If your child is older than six months, sunscreen can be applied. Thinking the large canopy or baby stroller cover will protect them from the sun’s harsh rays is a mistake. If your child is of age, you should always apply sunscreen even if they’re sitting inside the stroller, car seat attachment, or bassinet.
Know the warning signs of sunburn, and that no sunscreen can be a bad idea even if it isn’t a hot day. Shady areas don’t eliminate the risk either, and little ones can still get burned in the shade no matter the hour of the day.
The stroller you choose should match your intended purpose or activity as well as your child’s age. Using the wrong type of stroller or placing your child in a stroller that is too small or big for them can cause everyone involved serious injury.
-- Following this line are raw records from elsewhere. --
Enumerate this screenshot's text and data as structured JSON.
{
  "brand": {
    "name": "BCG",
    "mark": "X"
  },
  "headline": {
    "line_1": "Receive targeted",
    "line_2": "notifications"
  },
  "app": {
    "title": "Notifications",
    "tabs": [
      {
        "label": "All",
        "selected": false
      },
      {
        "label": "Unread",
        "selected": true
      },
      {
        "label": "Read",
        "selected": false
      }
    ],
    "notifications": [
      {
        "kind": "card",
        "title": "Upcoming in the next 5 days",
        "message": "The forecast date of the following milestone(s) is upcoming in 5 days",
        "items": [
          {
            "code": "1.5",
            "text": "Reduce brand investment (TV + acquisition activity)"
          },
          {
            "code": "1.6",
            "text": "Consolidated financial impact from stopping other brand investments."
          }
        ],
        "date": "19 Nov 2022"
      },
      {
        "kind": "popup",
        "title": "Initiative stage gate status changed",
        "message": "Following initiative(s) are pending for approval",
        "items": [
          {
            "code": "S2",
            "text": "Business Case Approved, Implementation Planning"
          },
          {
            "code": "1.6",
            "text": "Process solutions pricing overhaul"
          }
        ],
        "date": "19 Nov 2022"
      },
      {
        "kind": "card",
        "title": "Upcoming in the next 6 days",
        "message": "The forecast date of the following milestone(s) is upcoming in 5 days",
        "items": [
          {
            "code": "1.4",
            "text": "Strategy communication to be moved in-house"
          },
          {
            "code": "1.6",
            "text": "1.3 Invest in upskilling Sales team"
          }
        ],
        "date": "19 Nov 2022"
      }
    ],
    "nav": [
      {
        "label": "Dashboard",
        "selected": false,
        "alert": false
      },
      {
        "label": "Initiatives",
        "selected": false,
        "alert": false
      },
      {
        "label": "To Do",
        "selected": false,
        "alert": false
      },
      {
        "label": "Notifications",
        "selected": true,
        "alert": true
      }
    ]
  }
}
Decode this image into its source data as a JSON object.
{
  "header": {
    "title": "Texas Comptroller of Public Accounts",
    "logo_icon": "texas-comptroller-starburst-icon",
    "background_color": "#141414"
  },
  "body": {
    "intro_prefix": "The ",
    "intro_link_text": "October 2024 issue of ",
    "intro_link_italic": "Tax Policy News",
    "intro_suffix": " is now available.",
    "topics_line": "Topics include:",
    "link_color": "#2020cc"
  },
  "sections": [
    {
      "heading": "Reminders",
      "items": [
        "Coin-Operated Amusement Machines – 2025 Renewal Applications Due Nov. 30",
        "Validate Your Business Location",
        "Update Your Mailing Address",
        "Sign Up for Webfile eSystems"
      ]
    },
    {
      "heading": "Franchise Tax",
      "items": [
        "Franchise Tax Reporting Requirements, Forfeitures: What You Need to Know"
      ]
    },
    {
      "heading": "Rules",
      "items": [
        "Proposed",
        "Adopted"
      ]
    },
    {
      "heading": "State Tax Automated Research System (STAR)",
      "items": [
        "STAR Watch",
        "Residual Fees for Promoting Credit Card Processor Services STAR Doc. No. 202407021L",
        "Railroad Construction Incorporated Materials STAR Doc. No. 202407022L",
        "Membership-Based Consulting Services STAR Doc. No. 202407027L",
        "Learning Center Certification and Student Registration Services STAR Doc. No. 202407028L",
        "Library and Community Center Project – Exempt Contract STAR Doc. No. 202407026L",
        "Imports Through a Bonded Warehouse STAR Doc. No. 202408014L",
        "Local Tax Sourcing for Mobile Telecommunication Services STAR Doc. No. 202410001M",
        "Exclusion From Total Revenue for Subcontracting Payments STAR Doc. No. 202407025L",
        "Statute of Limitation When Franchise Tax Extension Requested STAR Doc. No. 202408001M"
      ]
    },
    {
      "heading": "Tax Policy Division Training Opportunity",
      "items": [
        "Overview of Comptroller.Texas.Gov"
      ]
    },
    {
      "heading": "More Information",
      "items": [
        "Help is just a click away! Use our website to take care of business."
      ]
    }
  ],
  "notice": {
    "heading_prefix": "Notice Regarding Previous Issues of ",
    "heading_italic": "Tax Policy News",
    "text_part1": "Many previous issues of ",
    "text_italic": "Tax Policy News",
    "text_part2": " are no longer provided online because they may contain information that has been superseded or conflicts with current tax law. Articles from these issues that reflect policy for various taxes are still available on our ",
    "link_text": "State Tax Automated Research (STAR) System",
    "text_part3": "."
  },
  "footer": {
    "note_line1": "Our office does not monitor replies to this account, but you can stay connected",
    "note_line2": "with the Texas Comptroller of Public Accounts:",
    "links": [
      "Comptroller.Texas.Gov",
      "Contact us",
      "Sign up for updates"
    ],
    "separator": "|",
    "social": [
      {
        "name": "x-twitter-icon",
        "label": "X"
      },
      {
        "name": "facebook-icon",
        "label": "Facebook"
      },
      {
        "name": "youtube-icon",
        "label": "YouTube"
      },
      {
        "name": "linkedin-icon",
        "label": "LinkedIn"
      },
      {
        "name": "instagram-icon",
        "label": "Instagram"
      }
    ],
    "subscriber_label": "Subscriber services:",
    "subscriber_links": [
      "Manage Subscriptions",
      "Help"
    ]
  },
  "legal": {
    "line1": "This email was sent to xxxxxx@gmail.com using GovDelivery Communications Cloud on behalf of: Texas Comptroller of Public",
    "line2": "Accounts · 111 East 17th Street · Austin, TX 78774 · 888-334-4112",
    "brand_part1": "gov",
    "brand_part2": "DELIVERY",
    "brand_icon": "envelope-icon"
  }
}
Don’t forget about keeping your baby hydrated when they’re in the stroller outdoors! Most children love to ride in the pram, and the strolling motions will usually put newborns to sleep. If your child is happy and content, it can be easy to forget about giving them liquids.
Carry bottles or a thermos with water in the storage basket and set reminders if you need to about when to feed or hydrate your little one.
High temperatures can lead to dehydration, especially if your model doesn’t have mesh, creating an oven-like effect if left in the sun that causes your baby to overheat and their temp to reach dangerous levels.
8. Not Checking The Condition of The Wheels and Type of Terrains
Not all strollers are designed for every type of terrain. Review the wheels and your stroller’s frames for what type of terrain they can handle. Wagons can go everywhere as can most jogging strollers.
However, their often inflatable rubber tires need to be inspected before you set out for an adventure. Alternatively, you may have found the best stroller for Disney or walking through the market, but that doesn’t mean you can take it on the beach or hiking up a hill.
Using a worn-down stroller or the wrong type of wheels in certain settings can cause your stroller to break, tip, or get stuck.
You never want to overload your stroller. Obviously, this can make it hard to navigate, which can delay your reaction time when you need to get your child out of the way quickly.
Furthermore, it can make your stroller prone to getting stuck or possibly overturning on varied terrain or bumps.
We’re not just talking about a child exceeding the weight limit, but gear too. Using a simple accessory like stroller clips to attach a very heavy bag to the handlebars could cause your stroller to fall backward with your little one inside!
Heat exhaustion, illness, or discomfort are real concerns for parents who use even the best baby stroller. This is especially if clueless new parents choose to use a plastic stroller cover or blankets in attempt to protect babies from the heat.
Monitor your baby for signs of:
- A temperature greater than 100.3 °F
- Rapid heart rate
- Hot, red, dry skin
- Shallow breathing
- Sunken soft spot
First, always check that you have the correct stroller for the job. Review the height and weight limits and the activities the stroller is intended for. Know how to properly use all the features of the stroller and how to secure your child with the harness.
Think about the weather. If it is warm, use the canopy instead of blankets to block the sun. Constantly monitor your child’s temperature and be sure to keep them hydrated.
Dressing them in lightweight clothes and avoiding the sun’s peak hours can help you to avoid heat illness or sunburn. In the winter, don’t over-bundle your baby.
Make sure blankets are impairing their breathing or preventing the safety buckles from working. Using safe accessories, like a bunting, can be better than too many clothes or suffocating blankets.
Strollers are essential items of baby gear, but it is important to know how to use them safely.
Hopefully, these tips will keep you and your little one happy and out of harm’s way no matter where your adventures take you!
If you have any additional stroller safety questions, we would love to hear them in the comments.